Dean Ben Ogles of the College of Family, Home, and Social Sciences announced the appointment of Gary Burlingame as the Department of Psychology chair, the appointment of Alan Hawkins as the director of the School of Family Life, the reappointment of Rick Miller as the chair of the Department of Sociology, and the reappointment of Ryan Jensen as the chair of the Department of Geography.
Burlingame will replace Dawson Hedges who served as the college’s psychology chair for six years, and Hawkins will replace Dean Busby who served as the director of the School of Family Life for six years. Miller and Jensen will continue serving in their positions for another term.
“We are grateful that these faculty members are willing to serve in administrative positions and we look forward to their leadership in the coming years,” said Dean Ogles. “We are also appreciative of the tireless efforts and dedicated service of Dawson Hedges and Dean Busby.”
The new department chairs will begin their positions on July 1.
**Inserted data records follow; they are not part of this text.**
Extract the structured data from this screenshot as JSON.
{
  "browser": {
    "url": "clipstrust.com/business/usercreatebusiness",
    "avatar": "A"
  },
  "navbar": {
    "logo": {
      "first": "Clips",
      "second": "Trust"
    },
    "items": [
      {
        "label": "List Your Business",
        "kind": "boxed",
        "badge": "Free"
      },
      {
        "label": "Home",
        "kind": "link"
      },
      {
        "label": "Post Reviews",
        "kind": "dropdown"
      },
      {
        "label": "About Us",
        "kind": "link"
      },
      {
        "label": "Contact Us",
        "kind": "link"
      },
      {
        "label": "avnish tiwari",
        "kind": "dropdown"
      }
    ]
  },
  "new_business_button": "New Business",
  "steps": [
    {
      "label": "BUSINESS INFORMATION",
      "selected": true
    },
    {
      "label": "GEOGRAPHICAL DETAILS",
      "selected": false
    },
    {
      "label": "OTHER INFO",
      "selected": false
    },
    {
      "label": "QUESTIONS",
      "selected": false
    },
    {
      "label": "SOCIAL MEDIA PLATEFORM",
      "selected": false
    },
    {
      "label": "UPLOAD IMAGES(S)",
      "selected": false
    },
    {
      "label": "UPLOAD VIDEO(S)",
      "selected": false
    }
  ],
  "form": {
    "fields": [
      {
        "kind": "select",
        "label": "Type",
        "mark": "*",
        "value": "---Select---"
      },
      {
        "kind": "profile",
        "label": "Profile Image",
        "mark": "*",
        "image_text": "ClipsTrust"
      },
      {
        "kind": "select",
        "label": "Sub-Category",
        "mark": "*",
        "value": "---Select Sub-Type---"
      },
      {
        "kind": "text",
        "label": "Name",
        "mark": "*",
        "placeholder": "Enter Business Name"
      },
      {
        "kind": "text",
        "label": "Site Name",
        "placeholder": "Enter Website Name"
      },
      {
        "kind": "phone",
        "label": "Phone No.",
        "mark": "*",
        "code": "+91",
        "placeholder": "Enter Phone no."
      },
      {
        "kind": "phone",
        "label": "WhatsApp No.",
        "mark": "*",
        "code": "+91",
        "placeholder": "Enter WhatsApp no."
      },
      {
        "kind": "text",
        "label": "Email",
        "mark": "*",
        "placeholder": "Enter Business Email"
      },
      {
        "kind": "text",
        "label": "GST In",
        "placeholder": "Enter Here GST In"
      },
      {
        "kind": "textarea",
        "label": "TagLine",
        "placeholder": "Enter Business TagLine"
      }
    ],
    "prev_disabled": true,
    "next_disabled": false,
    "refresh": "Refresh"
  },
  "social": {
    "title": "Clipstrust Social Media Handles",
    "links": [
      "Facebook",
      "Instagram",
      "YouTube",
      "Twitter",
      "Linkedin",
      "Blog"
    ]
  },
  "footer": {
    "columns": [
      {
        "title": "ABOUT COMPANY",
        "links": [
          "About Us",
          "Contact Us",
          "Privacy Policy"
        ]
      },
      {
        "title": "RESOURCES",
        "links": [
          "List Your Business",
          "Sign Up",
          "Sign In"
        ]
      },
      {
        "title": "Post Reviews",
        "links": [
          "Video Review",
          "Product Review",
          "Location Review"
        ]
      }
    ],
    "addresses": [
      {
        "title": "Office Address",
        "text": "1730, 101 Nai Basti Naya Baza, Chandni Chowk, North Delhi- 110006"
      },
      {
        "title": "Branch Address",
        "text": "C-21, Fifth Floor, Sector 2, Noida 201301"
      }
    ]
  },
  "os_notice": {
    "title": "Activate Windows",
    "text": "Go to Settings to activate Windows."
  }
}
Burlingame has taught at BYU since 1983. He is an award-winning scholar and teacher with a research focus on factors that lead to effective small group mental health treatment and mental illness and measurement. He is a fellow of both the American Group Psychotherapy Association and the American Psychological Association.
Hawkins is the Camilla E. Kimball Endowed Professor of Family Life. His outreach and scholarship focus on educational and policy interventions to help couples form and sustain healthy relationships and marriages. Hawkins is currently the co-chair of the Utah Marriage Commission.
Miller has served as the chair of the Department of Sociology for the last two years. He has taught at BYU since 1999, and he focuses his research efforts on families in China, marriage and health, and MFT processes.
Jensen has served as the chair of the Department of Geography for the last six years. He has taught at BYU for 11 years, teaching classes such as Cartographic Design, Geographic Information Systems (GIS) and Remote Sensing.